Partition came into effect at midnight on August 15, 1947, and what had been tremors of instability quickly escalated into mass slaughter. In many parts of India that had been divided, neighbors turned on each other and militias killed, tortured, and raped with a brutality some international observers compared to the horrors at recently liberated Nazi concentration camps. As many as one million to two million people were estimated to have been killed. Among them was Sadiq’s grandmother, whom he later learned had been burned alive in her home in Jalandhar.
In his new country of Pakistan, Sadiq became an electrical engineer and married Syedda Musarrat, another refugee. They had five children and in the 1990s, they retired to Fresno to join one of their sons.
Seated next to her husband, her hands clasped around the VR headset, Musarrat is immersed in her return to her hometown of Dhariwal, once famous for its high-quality textile mill.
On the morning of August 14, 1947, the city was peaceful, but soon unrest brewing in other regions reached there too. When the new flag of India was raised above the mill three days later, riots erupted.
Musarrat and her family joined thousands of other Muslim refugees trudging towards Lahore in the monsoon rains. At night they hid in friendly Hindu temples and police stations, moving each time they heard a mob coming, until they arrived a month later in what had become Pakistan. Musarrat’s parents, once landlords in Dhariwal, had to survive on scraps, the 92-year-old woman recalls. “We thought nothing is better than a piece of land: the safest possession of mankind that cannot be stolen.”
Neither Musarrat nor Sadiq ever spoke of Partition to their children, and for years she brushed off the urgings of younger family members to visit their childhood hometowns. “Who would like to live in bitter memories?” Musarrat wonders. “The sooner you forget, the better.”
Now, as she takes off the virtual reality headset, she seems dismayed by the toll 75 years had taken on Dhariwal. Although the famed mill still bears the name of the British India Corporation, foliage grows from its broken windows—a far cry from the prosperous industry that once employed 4,000 people. And the girls’ school, which had two live-in maids when she was a student, is now decrepit, its entry gates covered in rust.
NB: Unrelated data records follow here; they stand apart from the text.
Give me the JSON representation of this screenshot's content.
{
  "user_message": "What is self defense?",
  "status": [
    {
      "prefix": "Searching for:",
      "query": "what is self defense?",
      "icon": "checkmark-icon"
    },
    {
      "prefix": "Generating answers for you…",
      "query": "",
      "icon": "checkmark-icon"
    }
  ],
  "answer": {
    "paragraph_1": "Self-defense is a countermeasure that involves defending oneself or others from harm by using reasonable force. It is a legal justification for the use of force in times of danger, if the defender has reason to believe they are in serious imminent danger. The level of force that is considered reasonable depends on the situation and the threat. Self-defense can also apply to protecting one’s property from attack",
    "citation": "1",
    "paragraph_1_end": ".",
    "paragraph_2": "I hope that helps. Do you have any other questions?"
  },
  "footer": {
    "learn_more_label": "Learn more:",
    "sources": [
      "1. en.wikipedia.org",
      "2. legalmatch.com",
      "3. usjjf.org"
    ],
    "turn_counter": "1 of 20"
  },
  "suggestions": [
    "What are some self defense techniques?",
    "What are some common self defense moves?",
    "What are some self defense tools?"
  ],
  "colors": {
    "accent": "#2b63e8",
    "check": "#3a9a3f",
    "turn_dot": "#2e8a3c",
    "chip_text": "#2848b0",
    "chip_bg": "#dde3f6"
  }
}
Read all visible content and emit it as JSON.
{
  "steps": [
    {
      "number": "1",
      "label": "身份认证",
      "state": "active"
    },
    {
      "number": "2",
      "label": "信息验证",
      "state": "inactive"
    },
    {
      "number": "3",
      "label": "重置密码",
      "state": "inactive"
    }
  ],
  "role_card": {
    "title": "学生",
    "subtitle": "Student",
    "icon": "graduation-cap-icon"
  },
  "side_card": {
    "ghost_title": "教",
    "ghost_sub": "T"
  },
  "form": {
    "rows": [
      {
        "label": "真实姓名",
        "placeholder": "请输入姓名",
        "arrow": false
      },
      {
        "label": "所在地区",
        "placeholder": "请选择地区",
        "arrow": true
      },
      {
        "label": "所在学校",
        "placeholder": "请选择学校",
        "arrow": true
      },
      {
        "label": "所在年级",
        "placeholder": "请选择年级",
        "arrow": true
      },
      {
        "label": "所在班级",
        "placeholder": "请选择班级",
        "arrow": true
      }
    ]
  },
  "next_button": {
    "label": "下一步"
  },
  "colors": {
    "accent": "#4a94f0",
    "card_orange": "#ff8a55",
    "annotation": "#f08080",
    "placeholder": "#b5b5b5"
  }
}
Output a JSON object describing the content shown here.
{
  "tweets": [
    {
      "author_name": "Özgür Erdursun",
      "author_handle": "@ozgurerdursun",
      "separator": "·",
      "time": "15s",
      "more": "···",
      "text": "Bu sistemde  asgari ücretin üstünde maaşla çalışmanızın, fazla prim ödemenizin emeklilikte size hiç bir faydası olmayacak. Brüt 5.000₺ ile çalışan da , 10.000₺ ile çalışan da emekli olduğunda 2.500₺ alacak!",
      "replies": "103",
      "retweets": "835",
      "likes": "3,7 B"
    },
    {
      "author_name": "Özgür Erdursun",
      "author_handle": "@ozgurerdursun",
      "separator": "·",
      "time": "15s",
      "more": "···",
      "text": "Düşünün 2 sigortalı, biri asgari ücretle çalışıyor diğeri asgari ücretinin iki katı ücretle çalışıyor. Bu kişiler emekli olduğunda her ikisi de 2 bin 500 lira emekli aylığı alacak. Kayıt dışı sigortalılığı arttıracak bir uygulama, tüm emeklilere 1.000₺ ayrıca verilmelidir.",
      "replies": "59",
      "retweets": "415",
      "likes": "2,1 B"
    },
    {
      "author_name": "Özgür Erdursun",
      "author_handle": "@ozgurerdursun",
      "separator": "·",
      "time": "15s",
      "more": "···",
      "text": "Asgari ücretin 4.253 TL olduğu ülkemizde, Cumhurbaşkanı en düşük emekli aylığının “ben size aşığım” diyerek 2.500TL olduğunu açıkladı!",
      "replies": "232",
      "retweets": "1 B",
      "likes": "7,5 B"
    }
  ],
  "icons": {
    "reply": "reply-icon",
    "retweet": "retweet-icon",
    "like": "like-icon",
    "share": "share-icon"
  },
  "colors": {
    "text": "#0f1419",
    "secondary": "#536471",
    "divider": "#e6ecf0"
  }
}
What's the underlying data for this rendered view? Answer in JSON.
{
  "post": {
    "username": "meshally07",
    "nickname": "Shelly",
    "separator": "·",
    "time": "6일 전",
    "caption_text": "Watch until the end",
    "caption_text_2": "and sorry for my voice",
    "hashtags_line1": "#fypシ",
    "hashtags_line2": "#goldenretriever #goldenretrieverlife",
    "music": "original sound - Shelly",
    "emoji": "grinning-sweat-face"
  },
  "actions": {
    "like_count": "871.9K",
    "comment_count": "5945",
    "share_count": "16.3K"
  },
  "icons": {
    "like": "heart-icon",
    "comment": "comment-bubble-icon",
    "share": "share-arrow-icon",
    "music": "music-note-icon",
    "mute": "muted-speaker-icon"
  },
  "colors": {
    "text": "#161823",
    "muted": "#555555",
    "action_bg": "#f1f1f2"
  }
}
Musarrat had gone home, albeit in a way she’d never imagined—and more importantly, future generations could learn from the history she’d experienced. She says they’d never understand, though, what it was like to see it happen in real time, to know the people who’d lived, fought, and died during Partition.
“An era,” she says, “has gone by.”